[Website and app data records]
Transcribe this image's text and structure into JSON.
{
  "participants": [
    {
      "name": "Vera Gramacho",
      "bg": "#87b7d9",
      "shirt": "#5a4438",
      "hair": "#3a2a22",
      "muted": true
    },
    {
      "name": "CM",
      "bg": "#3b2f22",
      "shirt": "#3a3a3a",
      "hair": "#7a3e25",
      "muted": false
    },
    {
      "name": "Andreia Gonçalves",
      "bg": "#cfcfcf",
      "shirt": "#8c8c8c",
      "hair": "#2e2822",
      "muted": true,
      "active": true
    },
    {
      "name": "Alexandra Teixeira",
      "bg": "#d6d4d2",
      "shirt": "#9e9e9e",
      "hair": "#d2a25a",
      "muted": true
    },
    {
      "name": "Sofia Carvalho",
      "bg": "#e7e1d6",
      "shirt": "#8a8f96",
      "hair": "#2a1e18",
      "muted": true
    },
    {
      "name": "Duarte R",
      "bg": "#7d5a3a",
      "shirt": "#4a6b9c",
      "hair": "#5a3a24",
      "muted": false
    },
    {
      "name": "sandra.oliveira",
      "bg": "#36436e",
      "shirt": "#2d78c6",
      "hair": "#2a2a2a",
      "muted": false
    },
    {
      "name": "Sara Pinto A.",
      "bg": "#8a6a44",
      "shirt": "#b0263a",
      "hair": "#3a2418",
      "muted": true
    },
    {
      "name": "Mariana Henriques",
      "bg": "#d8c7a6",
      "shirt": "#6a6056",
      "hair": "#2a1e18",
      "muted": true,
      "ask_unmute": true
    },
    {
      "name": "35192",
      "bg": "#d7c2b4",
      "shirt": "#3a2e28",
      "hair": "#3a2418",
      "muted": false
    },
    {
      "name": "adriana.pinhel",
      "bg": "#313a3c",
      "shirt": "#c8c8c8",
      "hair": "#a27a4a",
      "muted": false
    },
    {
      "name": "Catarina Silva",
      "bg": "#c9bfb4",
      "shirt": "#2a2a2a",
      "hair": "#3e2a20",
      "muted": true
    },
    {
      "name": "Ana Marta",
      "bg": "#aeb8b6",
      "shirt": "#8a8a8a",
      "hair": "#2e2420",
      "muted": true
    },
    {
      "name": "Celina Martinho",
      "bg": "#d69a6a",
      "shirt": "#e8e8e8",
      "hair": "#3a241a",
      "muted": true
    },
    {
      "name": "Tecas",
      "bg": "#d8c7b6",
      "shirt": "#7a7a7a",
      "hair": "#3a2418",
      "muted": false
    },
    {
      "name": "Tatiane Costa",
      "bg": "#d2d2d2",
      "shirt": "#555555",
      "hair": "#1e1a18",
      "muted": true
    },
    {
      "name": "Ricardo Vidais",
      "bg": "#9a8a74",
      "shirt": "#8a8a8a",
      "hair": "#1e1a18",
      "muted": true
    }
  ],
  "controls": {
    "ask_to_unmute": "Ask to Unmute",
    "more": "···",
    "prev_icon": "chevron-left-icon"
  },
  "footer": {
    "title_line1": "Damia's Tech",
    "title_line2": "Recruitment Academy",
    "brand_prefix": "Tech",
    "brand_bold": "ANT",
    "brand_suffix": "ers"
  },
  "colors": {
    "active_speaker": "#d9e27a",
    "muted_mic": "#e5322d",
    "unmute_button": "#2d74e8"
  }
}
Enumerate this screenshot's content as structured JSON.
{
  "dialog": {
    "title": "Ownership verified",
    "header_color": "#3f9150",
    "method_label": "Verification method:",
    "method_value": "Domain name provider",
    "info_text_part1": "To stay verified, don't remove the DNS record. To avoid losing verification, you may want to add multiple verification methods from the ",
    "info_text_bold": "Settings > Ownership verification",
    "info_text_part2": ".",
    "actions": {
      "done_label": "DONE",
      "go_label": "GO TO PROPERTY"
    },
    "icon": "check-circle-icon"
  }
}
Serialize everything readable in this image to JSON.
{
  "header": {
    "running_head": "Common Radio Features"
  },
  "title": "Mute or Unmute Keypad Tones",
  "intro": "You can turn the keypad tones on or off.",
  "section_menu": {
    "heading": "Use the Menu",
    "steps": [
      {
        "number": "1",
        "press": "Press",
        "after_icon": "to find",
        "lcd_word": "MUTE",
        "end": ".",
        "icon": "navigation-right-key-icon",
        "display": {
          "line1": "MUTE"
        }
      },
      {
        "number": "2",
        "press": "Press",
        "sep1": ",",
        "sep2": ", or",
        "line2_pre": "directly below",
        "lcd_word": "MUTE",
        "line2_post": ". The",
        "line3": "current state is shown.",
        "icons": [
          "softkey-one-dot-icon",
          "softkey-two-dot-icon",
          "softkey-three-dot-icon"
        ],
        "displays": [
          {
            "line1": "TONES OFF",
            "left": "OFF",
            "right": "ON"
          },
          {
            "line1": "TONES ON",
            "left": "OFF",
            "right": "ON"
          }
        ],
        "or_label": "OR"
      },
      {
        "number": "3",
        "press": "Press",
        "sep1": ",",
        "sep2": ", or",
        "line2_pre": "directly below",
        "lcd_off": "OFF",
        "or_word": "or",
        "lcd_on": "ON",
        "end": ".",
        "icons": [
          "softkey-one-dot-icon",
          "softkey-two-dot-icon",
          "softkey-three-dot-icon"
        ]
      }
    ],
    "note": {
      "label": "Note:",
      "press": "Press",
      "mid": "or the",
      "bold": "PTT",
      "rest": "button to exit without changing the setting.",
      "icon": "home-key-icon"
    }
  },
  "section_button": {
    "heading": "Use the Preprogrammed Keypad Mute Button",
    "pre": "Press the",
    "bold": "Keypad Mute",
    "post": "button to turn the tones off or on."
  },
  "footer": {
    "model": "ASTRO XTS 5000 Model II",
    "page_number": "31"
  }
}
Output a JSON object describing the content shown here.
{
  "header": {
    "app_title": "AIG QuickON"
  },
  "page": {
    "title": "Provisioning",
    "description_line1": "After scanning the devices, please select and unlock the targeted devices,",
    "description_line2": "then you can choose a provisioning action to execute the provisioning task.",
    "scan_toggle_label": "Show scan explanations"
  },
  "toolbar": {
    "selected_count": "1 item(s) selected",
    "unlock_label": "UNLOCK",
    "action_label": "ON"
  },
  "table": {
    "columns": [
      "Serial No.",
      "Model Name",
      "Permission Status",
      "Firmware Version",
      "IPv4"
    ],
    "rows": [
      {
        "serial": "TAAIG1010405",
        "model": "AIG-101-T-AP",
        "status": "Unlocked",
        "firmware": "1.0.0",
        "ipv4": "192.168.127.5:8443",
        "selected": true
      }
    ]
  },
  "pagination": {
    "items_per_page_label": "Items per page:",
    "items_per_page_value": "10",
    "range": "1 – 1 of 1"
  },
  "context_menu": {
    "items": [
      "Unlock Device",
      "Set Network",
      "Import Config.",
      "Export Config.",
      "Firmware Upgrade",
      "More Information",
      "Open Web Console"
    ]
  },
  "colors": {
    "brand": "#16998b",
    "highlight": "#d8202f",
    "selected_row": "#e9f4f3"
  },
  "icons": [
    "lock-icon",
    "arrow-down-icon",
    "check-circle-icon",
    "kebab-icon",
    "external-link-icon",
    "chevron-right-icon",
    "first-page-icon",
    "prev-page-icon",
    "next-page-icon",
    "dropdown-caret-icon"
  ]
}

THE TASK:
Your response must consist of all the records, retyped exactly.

REPLY TO THE TASK:
Transcribe this image's text and structure into JSON.
{
  "participants": [
    {
      "name": "Vera Gramacho",
      "bg": "#87b7d9",
      "shirt": "#5a4438",
      "hair": "#3a2a22",
      "muted": true
    },
    {
      "name": "CM",
      "bg": "#3b2f22",
      "shirt": "#3a3a3a",
      "hair": "#7a3e25",
      "muted": false
    },
    {
      "name": "Andreia Gonçalves",
      "bg": "#cfcfcf",
      "shirt": "#8c8c8c",
      "hair": "#2e2822",
      "muted": true,
      "active": true
    },
    {
      "name": "Alexandra Teixeira",
      "bg": "#d6d4d2",
      "shirt": "#9e9e9e",
      "hair": "#d2a25a",
      "muted": true
    },
    {
      "name": "Sofia Carvalho",
      "bg": "#e7e1d6",
      "shirt": "#8a8f96",
      "hair": "#2a1e18",
      "muted": true
    },
    {
      "name": "Duarte R",
      "bg": "#7d5a3a",
      "shirt": "#4a6b9c",
      "hair": "#5a3a24",
      "muted": false
    },
    {
      "name": "sandra.oliveira",
      "bg": "#36436e",
      "shirt": "#2d78c6",
      "hair": "#2a2a2a",
      "muted": false
    },
    {
      "name": "Sara Pinto A.",
      "bg": "#8a6a44",
      "shirt": "#b0263a",
      "hair": "#3a2418",
      "muted": true
    },
    {
      "name": "Mariana Henriques",
      "bg": "#d8c7a6",
      "shirt": "#6a6056",
      "hair": "#2a1e18",
      "muted": true,
      "ask_unmute": true
    },
    {
      "name": "35192",
      "bg": "#d7c2b4",
      "shirt": "#3a2e28",
      "hair": "#3a2418",
      "muted": false
    },
    {
      "name": "adriana.pinhel",
      "bg": "#313a3c",
      "shirt": "#c8c8c8",
      "hair": "#a27a4a",
      "muted": false
    },
    {
      "name": "Catarina Silva",
      "bg": "#c9bfb4",
      "shirt": "#2a2a2a",
      "hair": "#3e2a20",
      "muted": true
    },
    {
      "name": "Ana Marta",
      "bg": "#aeb8b6",
      "shirt": "#8a8a8a",
      "hair": "#2e2420",
      "muted": true
    },
    {
      "name": "Celina Martinho",
      "bg": "#d69a6a",
      "shirt": "#e8e8e8",
      "hair": "#3a241a",
      "muted": true
    },
    {
      "name": "Tecas",
      "bg": "#d8c7b6",
      "shirt": "#7a7a7a",
      "hair": "#3a2418",
      "muted": false
    },
    {
      "name": "Tatiane Costa",
      "bg": "#d2d2d2",
      "shirt": "#555555",
      "hair": "#1e1a18",
      "muted": true
    },
    {
      "name": "Ricardo Vidais",
      "bg": "#9a8a74",
      "shirt": "#8a8a8a",
      "hair": "#1e1a18",
      "muted": true
    }
  ],
  "controls": {
    "ask_to_unmute": "Ask to Unmute",
    "more": "···",
    "prev_icon": "chevron-left-icon"
  },
  "footer": {
    "title_line1": "Damia's Tech",
    "title_line2": "Recruitment Academy",
    "brand_prefix": "Tech",
    "brand_bold": "ANT",
    "brand_suffix": "ers"
  },
  "colors": {
    "active_speaker": "#d9e27a",
    "muted_mic": "#e5322d",
    "unmute_button": "#2d74e8"
  }
}
Enumerate this screenshot's content as structured JSON.
{
  "dialog": {
    "title": "Ownership verified",
    "header_color": "#3f9150",
    "method_label": "Verification method:",
    "method_value": "Domain name provider",
    "info_text_part1": "To stay verified, don't remove the DNS record. To avoid losing verification, you may want to add multiple verification methods from the ",
    "info_text_bold": "Settings > Ownership verification",
    "info_text_part2": ".",
    "actions": {
      "done_label": "DONE",
      "go_label": "GO TO PROPERTY"
    },
    "icon": "check-circle-icon"
  }
}
Serialize everything readable in this image to JSON.
{
  "header": {
    "running_head": "Common Radio Features"
  },
  "title": "Mute or Unmute Keypad Tones",
  "intro": "You can turn the keypad tones on or off.",
  "section_menu": {
    "heading": "Use the Menu",
    "steps": [
      {
        "number": "1",
        "press": "Press",
        "after_icon": "to find",
        "lcd_word": "MUTE",
        "end": ".",
        "icon": "navigation-right-key-icon",
        "display": {
          "line1": "MUTE"
        }
      },
      {
        "number": "2",
        "press": "Press",
        "sep1": ",",
        "sep2": ", or",
        "line2_pre": "directly below",
        "lcd_word": "MUTE",
        "line2_post": ". The",
        "line3": "current state is shown.",
        "icons": [
          "softkey-one-dot-icon",
          "softkey-two-dot-icon",
          "softkey-three-dot-icon"
        ],
        "displays": [
          {
            "line1": "TONES OFF",
            "left": "OFF",
            "right": "ON"
          },
          {
            "line1": "TONES ON",
            "left": "OFF",
            "right": "ON"
          }
        ],
        "or_label": "OR"
      },
      {
        "number": "3",
        "press": "Press",
        "sep1": ",",
        "sep2": ", or",
        "line2_pre": "directly below",
        "lcd_off": "OFF",
        "or_word": "or",
        "lcd_on": "ON",
        "end": ".",
        "icons": [
          "softkey-one-dot-icon",
          "softkey-two-dot-icon",
          "softkey-three-dot-icon"
        ]
      }
    ],
    "note": {
      "label": "Note:",
      "press": "Press",
      "mid": "or the",
      "bold": "PTT",
      "rest": "button to exit without changing the setting.",
      "icon": "home-key-icon"
    }
  },
  "section_button": {
    "heading": "Use the Preprogrammed Keypad Mute Button",
    "pre": "Press the",
    "bold": "Keypad Mute",
    "post": "button to turn the tones off or on."
  },
  "footer": {
    "model": "ASTRO XTS 5000 Model II",
    "page_number": "31"
  }
}
Output a JSON object describing the content shown here.
{
  "header": {
    "app_title": "AIG QuickON"
  },
  "page": {
    "title": "Provisioning",
    "description_line1": "After scanning the devices, please select and unlock the targeted devices,",
    "description_line2": "then you can choose a provisioning action to execute the provisioning task.",
    "scan_toggle_label": "Show scan explanations"
  },
  "toolbar": {
    "selected_count": "1 item(s) selected",
    "unlock_label": "UNLOCK",
    "action_label": "ON"
  },
  "table": {
    "columns": [
      "Serial No.",
      "Model Name",
      "Permission Status",
      "Firmware Version",
      "IPv4"
    ],
    "rows": [
      {
        "serial": "TAAIG1010405",
        "model": "AIG-101-T-AP",
        "status": "Unlocked",
        "firmware": "1.0.0",
        "ipv4": "192.168.127.5:8443",
        "selected": true
      }
    ]
  },
  "pagination": {
    "items_per_page_label": "Items per page:",
    "items_per_page_value": "10",
    "range": "1 – 1 of 1"
  },
  "context_menu": {
    "items": [
      "Unlock Device",
      "Set Network",
      "Import Config.",
      "Export Config.",
      "Firmware Upgrade",
      "More Information",
      "Open Web Console"
    ]
  },
  "colors": {
    "brand": "#16998b",
    "highlight": "#d8202f",
    "selected_row": "#e9f4f3"
  },
  "icons": [
    "lock-icon",
    "arrow-down-icon",
    "check-circle-icon",
    "kebab-icon",
    "external-link-icon",
    "chevron-right-icon",
    "first-page-icon",
    "prev-page-icon",
    "next-page-icon",
    "dropdown-caret-icon"
  ]
}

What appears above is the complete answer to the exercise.